I wanna try a tasting menu with you soon!
I’m feeling your disappointment. My highlights of taster menus are always the surprise intermediate and amuse bouch courses, plus I’m a huge love of fish and seafood. Hope you had a wonderful birthday non the less.
Me too, Claire! But yes, the company made up for it 🙂
Now this was truly a Birthday feast! These creations look incredible especially the chocolate dessert it looks ever so tasty!
Thanks for sharing 🙂
Cheers Laura! 🙂
Im sorry, you were a bit disappointed about your birthday dinner!
The food really looked amazing… But how could they forget your cake! Happy that you still had a fun evening though!
Hi Louise! I didn’t even know there was meant to be cake until after the meal when it was confessed! Quite disappointing but yes, company made up for it!
When you pay that much and it’s a 2-star restaurant you need to be wowed with every course. It looks as though there were some interesting and tasty bites but it’s a shame you were disappointed over all!
Totes agree! I still like the place, but I thought the tasting menu this season needed a bit of a balance!
Can I ask if you paired with the sommelier wine choice? And if so, your experience. Good Review
Hi Ross - I didn’t no, as we had a few pre-dinner drinks across at The Blue Bar. Will explore the wine pairing more during Spring!
Omg that food all looks delicious!
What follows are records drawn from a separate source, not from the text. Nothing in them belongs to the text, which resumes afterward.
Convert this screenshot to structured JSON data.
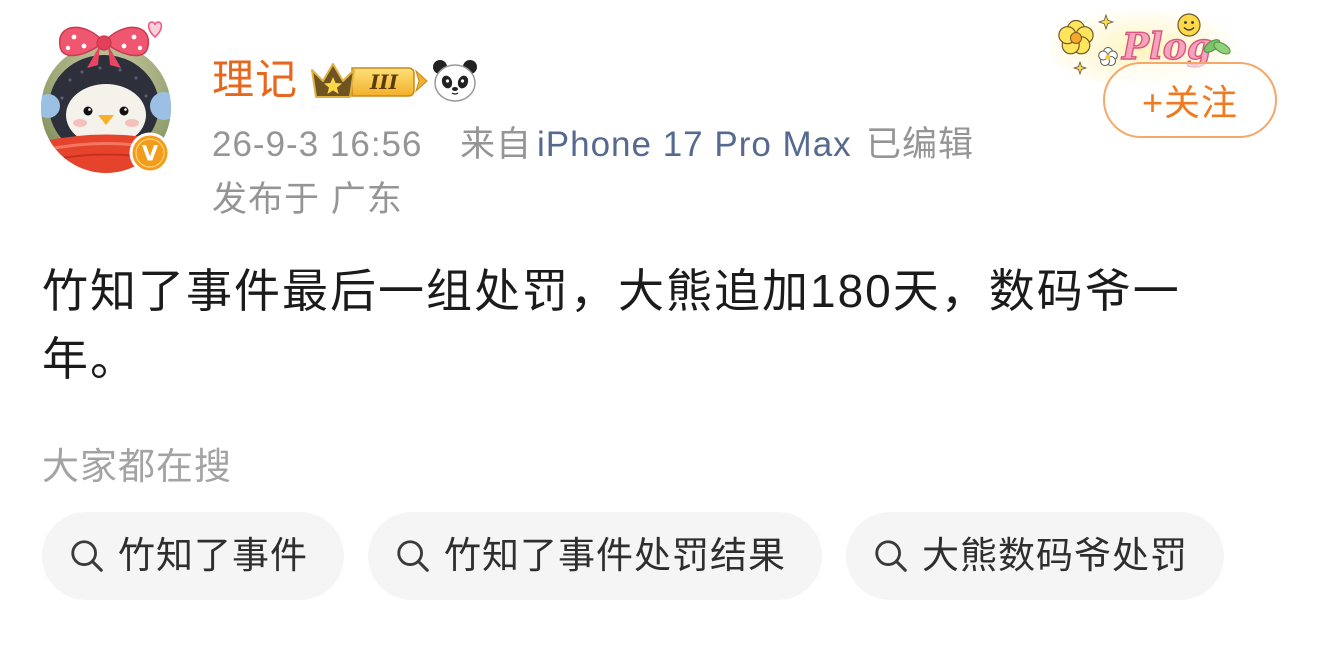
{
  "post": {
    "author": {
      "name": "理记",
      "avatar": "penguin-plush-avatar",
      "verified_badge_letter": "V",
      "level_badge_text": "III",
      "badge_icons": [
        "crown-level-badge-icon",
        "panda-icon"
      ]
    },
    "follow_button": "+关注",
    "decoration": {
      "sticker_text": "Plog",
      "icons": [
        "flower-icon",
        "sparkle-icon",
        "smiley-icon",
        "leaf-icon"
      ]
    },
    "meta": {
      "time": "26-9-3 16:56",
      "source_prefix": "来自",
      "source_device": "iPhone 17 Pro Max",
      "edited": "已编辑",
      "location": "发布于 广东"
    },
    "content": "竹知了事件最后一组处罚，大熊追加180天，数码爷一年。"
  },
  "trending": {
    "title": "大家都在搜",
    "searches": [
      {
        "label": "竹知了事件",
        "icon": "search-icon"
      },
      {
        "label": "竹知了事件处罚结果",
        "icon": "search-icon"
      },
      {
        "label": "大熊数码爷处罚",
        "icon": "search-icon"
      }
    ]
  },
  "colors": {
    "username": "#e8671c",
    "source_link": "#56698f",
    "follow_accent": "#f07a21",
    "follow_border": "#f5a868",
    "meta_text": "#959595",
    "content_text": "#1b1b1b",
    "chip_background": "#f5f5f5"
  }
}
How lucky you are to be in Europe!
Hope you get to visit soon! x